## Task:
Each line of the entries below that holds "html" is needed, copied in full.

## Given data:
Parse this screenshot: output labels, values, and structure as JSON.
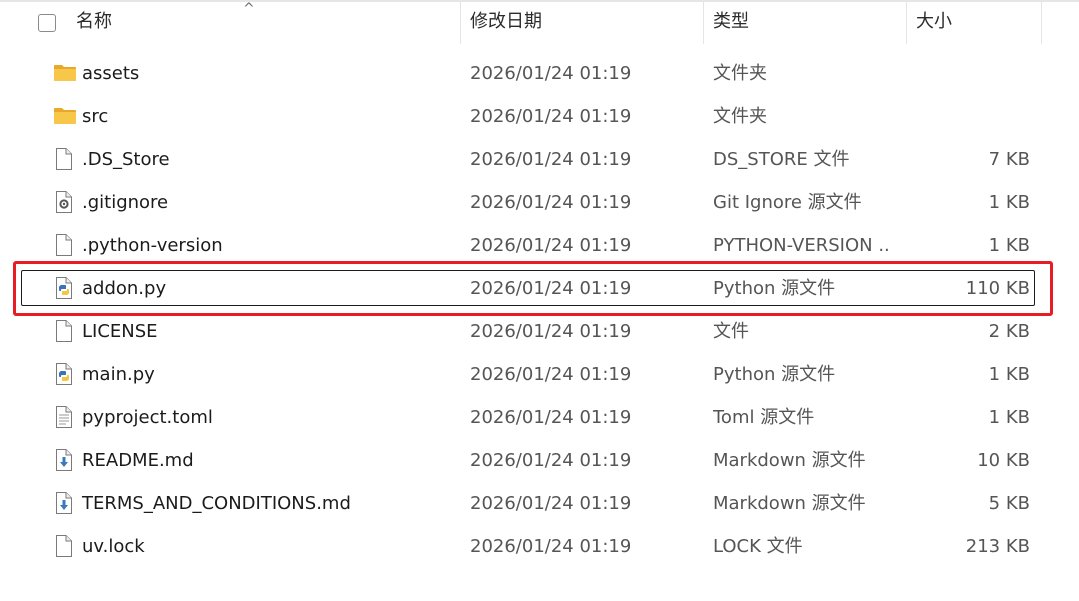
{
  "header": {
    "name_label": "名称",
    "date_label": "修改日期",
    "type_label": "类型",
    "size_label": "大小",
    "sort_indicator": "^"
  },
  "files": [
    {
      "name": "assets",
      "date": "2026/01/24 01:19",
      "type": "文件夹",
      "size": "",
      "icon": "folder-icon"
    },
    {
      "name": "src",
      "date": "2026/01/24 01:19",
      "type": "文件夹",
      "size": "",
      "icon": "folder-icon"
    },
    {
      "name": ".DS_Store",
      "date": "2026/01/24 01:19",
      "type": "DS_STORE 文件",
      "size": "7 KB",
      "icon": "file-icon"
    },
    {
      "name": ".gitignore",
      "date": "2026/01/24 01:19",
      "type": "Git Ignore 源文件",
      "size": "1 KB",
      "icon": "settings-file-icon"
    },
    {
      "name": ".python-version",
      "date": "2026/01/24 01:19",
      "type": "PYTHON-VERSION ...",
      "size": "1 KB",
      "icon": "file-icon"
    },
    {
      "name": "addon.py",
      "date": "2026/01/24 01:19",
      "type": "Python 源文件",
      "size": "110 KB",
      "icon": "python-file-icon",
      "selected": true
    },
    {
      "name": "LICENSE",
      "date": "2026/01/24 01:19",
      "type": "文件",
      "size": "2 KB",
      "icon": "file-icon"
    },
    {
      "name": "main.py",
      "date": "2026/01/24 01:19",
      "type": "Python 源文件",
      "size": "1 KB",
      "icon": "python-file-icon"
    },
    {
      "name": "pyproject.toml",
      "date": "2026/01/24 01:19",
      "type": "Toml 源文件",
      "size": "1 KB",
      "icon": "text-file-icon"
    },
    {
      "name": "README.md",
      "date": "2026/01/24 01:19",
      "type": "Markdown 源文件",
      "size": "10 KB",
      "icon": "markdown-file-icon"
    },
    {
      "name": "TERMS_AND_CONDITIONS.md",
      "date": "2026/01/24 01:19",
      "type": "Markdown 源文件",
      "size": "5 KB",
      "icon": "markdown-file-icon"
    },
    {
      "name": "uv.lock",
      "date": "2026/01/24 01:19",
      "type": "LOCK 文件",
      "size": "213 KB",
      "icon": "file-icon"
    }
  ],
  "colors": {
    "folder": "#f8c74a",
    "highlight": "#e81c24",
    "python_blue": "#3b74b5",
    "python_yellow": "#f2c744",
    "markdown_blue": "#3a78c2"
  }
}
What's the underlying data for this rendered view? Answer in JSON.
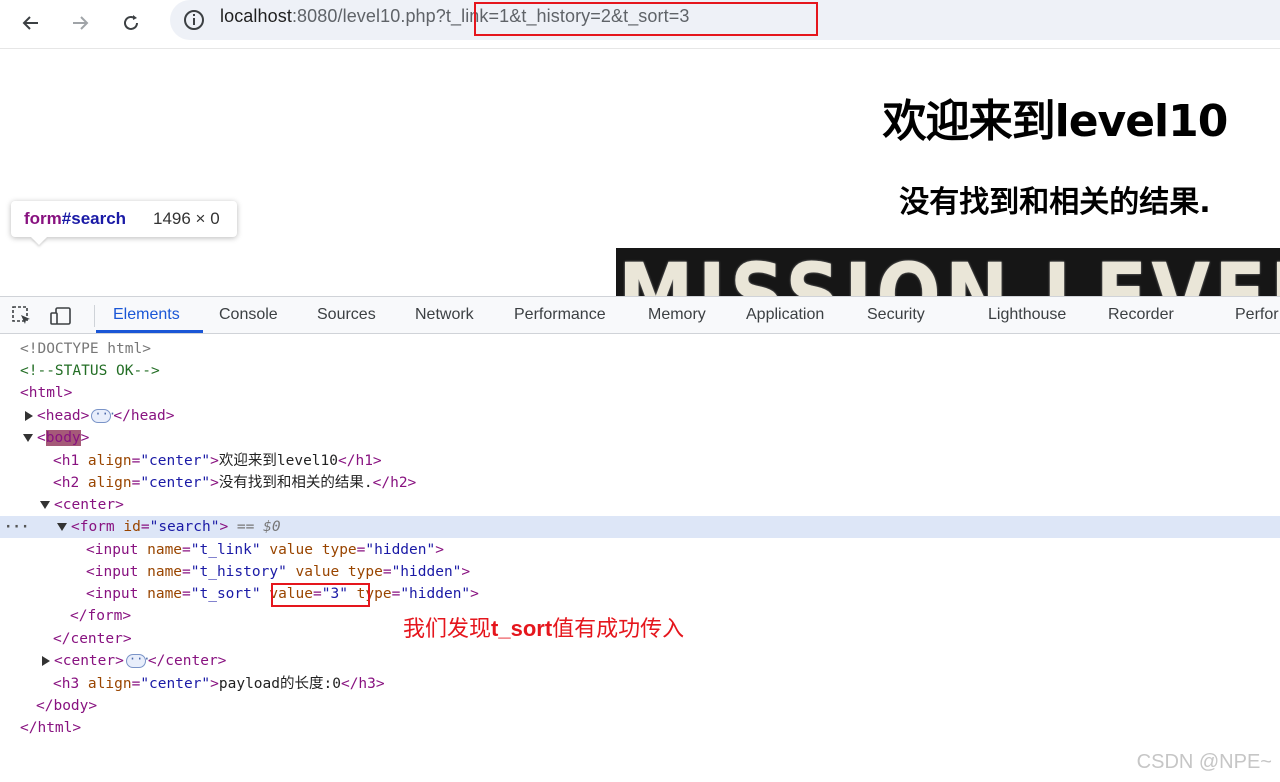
{
  "browser": {
    "url_host": "localhost",
    "url_port_path": ":8080/level10.php",
    "url_query": "?t_link=1&t_history=2&t_sort=3"
  },
  "page": {
    "h1": "欢迎来到level10",
    "h2": "没有找到和相关的结果.",
    "banner_text": "MISSION LEVEL"
  },
  "tooltip": {
    "tag": "form",
    "id": "#search",
    "size": "1496 × 0"
  },
  "devtools": {
    "tabs": [
      "Elements",
      "Console",
      "Sources",
      "Network",
      "Performance",
      "Memory",
      "Application",
      "Security",
      "Lighthouse",
      "Recorder",
      "Perfor"
    ],
    "active_tab": "Elements",
    "selected_marker": "== $0",
    "dots": "···"
  },
  "dom": {
    "doctype": "<!DOCTYPE html>",
    "comment": "<!--STATUS OK-->",
    "html_open": "<html>",
    "head_open": "<head>",
    "head_close": "</head>",
    "body_open_lt": "<",
    "body_name": "body",
    "body_open_gt": ">",
    "h1_open": "<h1 ",
    "h1_attr": "align",
    "h1_val": "\"center\"",
    "h1_text": "欢迎来到level10",
    "h1_close": "</h1>",
    "h2_open": "<h2 ",
    "h2_attr": "align",
    "h2_val": "\"center\"",
    "h2_text": "没有找到和相关的结果.",
    "h2_close": "</h2>",
    "center_open": "<center>",
    "form_open": "<form ",
    "form_attr": "id",
    "form_val": "\"search\"",
    "gt": ">",
    "inputs": [
      {
        "name": "\"t_link\"",
        "value_attr": "value",
        "value_val": "",
        "type_val": "\"hidden\""
      },
      {
        "name": "\"t_history\"",
        "value_attr": "value",
        "value_val": "",
        "type_val": "\"hidden\""
      },
      {
        "name": "\"t_sort\"",
        "value_attr": "value",
        "value_val": "\"3\"",
        "type_val": "\"hidden\""
      }
    ],
    "input_open": "<input ",
    "name_attr": "name",
    "type_attr": "type",
    "eq": "=",
    "form_close": "</form>",
    "center_close": "</center>",
    "h3_open": "<h3 ",
    "h3_attr": "align",
    "h3_val": "\"center\"",
    "h3_text": "payload的长度:0",
    "h3_close": "</h3>",
    "body_close": "</body>",
    "html_close": "</html>"
  },
  "annotation": {
    "prefix": "我们发现",
    "bold": "t_sort",
    "suffix": "值有成功传入"
  },
  "watermark": "CSDN @NPE~",
  "colors": {
    "highlight_red": "#e5161d",
    "active_tab_blue": "#1a56d6",
    "tag_purple": "#881280",
    "attr_brown": "#994500",
    "value_blue": "#1a1aa6"
  }
}
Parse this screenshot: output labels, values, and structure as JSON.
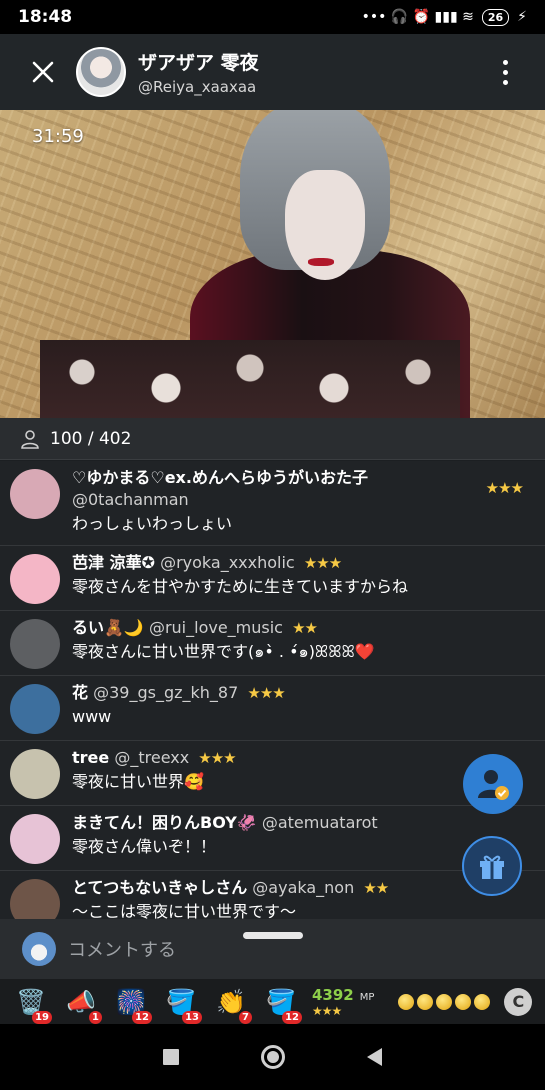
{
  "status_bar": {
    "time": "18:48",
    "icons": "••• 🎧 ⏰ ▮▮▮ ≋",
    "battery": "26",
    "charging": "⚡"
  },
  "header": {
    "name": "ザアザア 零夜",
    "handle": "@Reiya_xaaxaa"
  },
  "video": {
    "timer": "31:59"
  },
  "viewers": {
    "text": "100 / 402"
  },
  "chat": {
    "messages": [
      {
        "name": "♡ゆかまる♡ex.めんへらゆうがいおた子",
        "handle": "@0tachanman",
        "rank": "★★★",
        "text": "わっしょいわっしょい",
        "avatar_color": "#d8a9b5"
      },
      {
        "name": "芭津 涼華✪",
        "handle": "@ryoka_xxxholic",
        "rank": "★★★",
        "text": "零夜さんを甘やかすために生きていますからね",
        "avatar_color": "#f4b6c6"
      },
      {
        "name": "るい🧸🌙",
        "handle": "@rui_love_music",
        "rank": "★★",
        "text": "零夜さんに甘い世界です(๑•̀ . •́๑)ꕤꕤꕤ❤️",
        "avatar_color": "#5d5f62"
      },
      {
        "name": "花",
        "handle": "@39_gs_gz_kh_87",
        "rank": "★★★",
        "text": "www",
        "avatar_color": "#3d6f9e"
      },
      {
        "name": "tree",
        "handle": "@_treexx",
        "rank": "★★★",
        "text": "零夜に甘い世界🥰",
        "avatar_color": "#c7c2ae"
      },
      {
        "name": "まきてん！困りんBOY🦑",
        "handle": "@atemuatarot",
        "rank": "",
        "text": "零夜さん偉いぞ！！",
        "avatar_color": "#e7c3d6"
      },
      {
        "name": "とてつもないきゃしさん",
        "handle": "@ayaka_non",
        "rank": "★★",
        "text": "〜ここは零夜に甘い世界です〜",
        "avatar_color": "#6e5548"
      }
    ]
  },
  "comment": {
    "placeholder": "コメントする"
  },
  "gifts": [
    {
      "icon": "🗑️",
      "count": "19"
    },
    {
      "icon": "📣",
      "count": "1"
    },
    {
      "icon": "🎆",
      "count": "12"
    },
    {
      "icon": "🪣",
      "count": "13"
    },
    {
      "icon": "👏",
      "count": "7"
    },
    {
      "icon": "🪣",
      "count": "12"
    }
  ],
  "mp": {
    "value": "4392",
    "unit": "MP",
    "stars": "★★★"
  },
  "c_button": "C",
  "colors": {
    "accent_blue": "#2f7fd3",
    "rank_gold": "#f6c945",
    "mp_green": "#8ed04a",
    "badge_red": "#e02828"
  }
}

## Task response:
    "doctype": "<!DOCTYPE html>",
    "html_open": "<html>",
    "html_close": "</html>"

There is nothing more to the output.